Elrich Supports State Bill To Require Independent Investigations for Officer-Involved Shootings
Executive signs bill governing probes of county police cases
Marc Elrich, front, signs a bill Friday that requires independent investigations be conducted by outside agencies for officer-involved deaths
County Executive Marc Elrich said he wants state legislation that would require the state police to conduct an independent investigation of any officer-involved shooting in Maryland.
Elrich made the comment at a Thursday afternoon news conference before signing a similar bill passed by the County Council that requires that the county partner with an outside agency to conduct investigations into officer-involved shootings.
“That would be the simplest and most direct way, and you wouldn’t have to negotiate between jurisdictions,” he said of a statewide bill.
Elrich said in an interview that former Police Chief Tom Manger had attempted to find a partner agency to outsource such investigations, but was unsuccessful.
“You’d have to find a jurisdiction that agrees to do this with you. I can’t make anyone do this,” he said.
Elrich said he hopes to see a bill that was sponsored this past session legislative by Del. Emily Shetty, a Kensington Democrat, advance next year.
Shetty’s bill would have required each jurisdiction in Maryland to set up a framework for investigating officer-involved deaths similar to the Montgomery bill. Shetty’s bill was did not clear the legislature.
“What we’re going to add to this is having the state police actually do this,” he said. “In the long run, the best solution is to get the state police to do the investigation so that I don’t have to negotiate to get other jurisdictions to do this.”
The calls for scrutiny of Montgomery’s police department come in the wake of a shooting of an unarmed black man last summer, as well as a video of a white police officer using a racial slur toward two black men last week.
Elrich, council member Will Jawando and other county leaders have called for reforms such as increased use of “community policing” tactics.
Elrich is in the process of hiring a replacement for Manger, who retired last month. He said there are more than 20 candidates for the position, and that the applicants include women, minorities and are from around the country. He declined to elaborate and said he would like to make an offer to a candidate by July.
“Some people still have jobs.

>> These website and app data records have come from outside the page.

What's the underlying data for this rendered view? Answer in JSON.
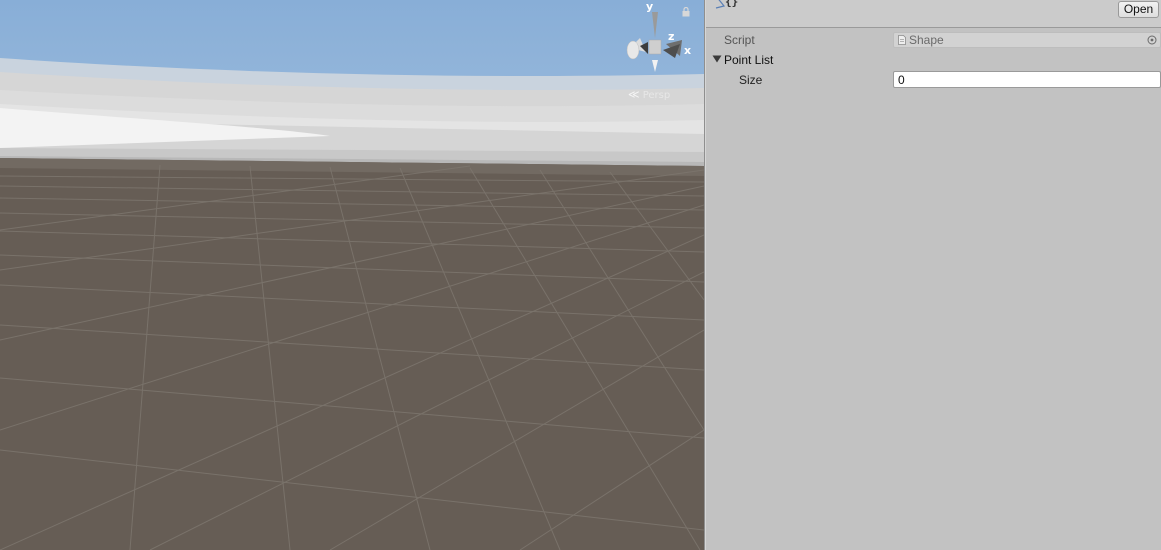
{
  "scene": {
    "gizmo": {
      "axis_y": "y",
      "axis_z": "z",
      "axis_x": "x",
      "projection_label": "Persp"
    },
    "sky_color": "#8fb3d9",
    "ground_color": "#665d55"
  },
  "inspector": {
    "header": {
      "open_label": "Open",
      "icon": "script-braces-icon"
    },
    "fields": {
      "script_label": "Script",
      "script_value": "Shape",
      "point_list_label": "Point List",
      "size_label": "Size",
      "size_value": "0"
    }
  }
}
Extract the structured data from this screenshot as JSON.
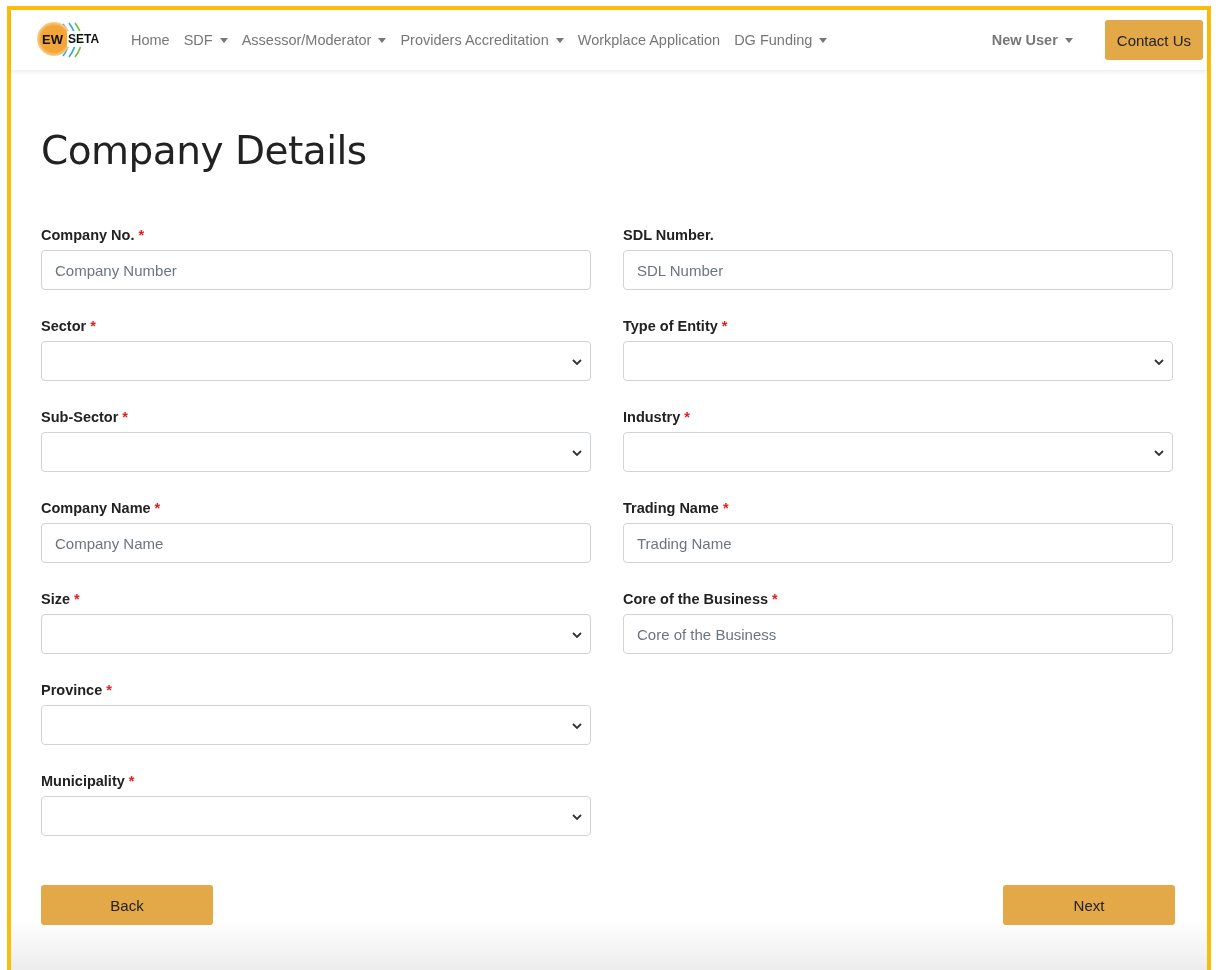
{
  "logo": {
    "left": "EW",
    "right": "SETA"
  },
  "nav": {
    "items": [
      {
        "label": "Home",
        "dropdown": false
      },
      {
        "label": "SDF",
        "dropdown": true
      },
      {
        "label": "Assessor/Moderator",
        "dropdown": true
      },
      {
        "label": "Providers Accreditation",
        "dropdown": true
      },
      {
        "label": "Workplace Application",
        "dropdown": false
      },
      {
        "label": "DG Funding",
        "dropdown": true
      }
    ],
    "user": {
      "label": "New User",
      "dropdown": true
    },
    "contact_button": "Contact Us"
  },
  "title": "Company Details",
  "columns": [
    [
      {
        "label": "Company No.",
        "required_mark": "*",
        "kind": "text",
        "placeholder": "Company Number"
      },
      {
        "label": "Sector",
        "required_mark": "*",
        "kind": "select"
      },
      {
        "label": "Sub-Sector",
        "required_mark": "*",
        "kind": "select"
      },
      {
        "label": "Company Name",
        "required_mark": "*",
        "kind": "text",
        "placeholder": "Company Name"
      },
      {
        "label": "Size",
        "required_mark": "*",
        "kind": "select"
      },
      {
        "label": "Province",
        "required_mark": "*",
        "kind": "select"
      },
      {
        "label": "Municipality",
        "required_mark": "*",
        "kind": "select"
      }
    ],
    [
      {
        "label": "SDL Number.",
        "kind": "text",
        "placeholder": "SDL Number"
      },
      {
        "label": "Type of Entity",
        "required_mark": "*",
        "kind": "select"
      },
      {
        "label": "Industry",
        "required_mark": "*",
        "kind": "select"
      },
      {
        "label": "Trading Name",
        "required_mark": "*",
        "kind": "text",
        "placeholder": "Trading Name"
      },
      {
        "label": "Core of the Business",
        "required_mark": "*",
        "kind": "text",
        "placeholder": "Core of the Business"
      }
    ]
  ],
  "buttons": {
    "back": "Back",
    "next": "Next"
  }
}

Their employers don’t know they’ve been looking for other jobs,” he said.
A community forum is scheduled for June 6, where citizens will give input on what they hope to see in the next police chief. Elrich said he is asking candidates for the job to review video of the forum before interviewing.
“I can’t force anybody, but I think it would be good if you’re going to come here and want to be the police chief here, it would be advantageous to listen to a three-hour meeting and hear what people thought was important,” he said.
Dan Schere can be reached at Daniel.email@example.com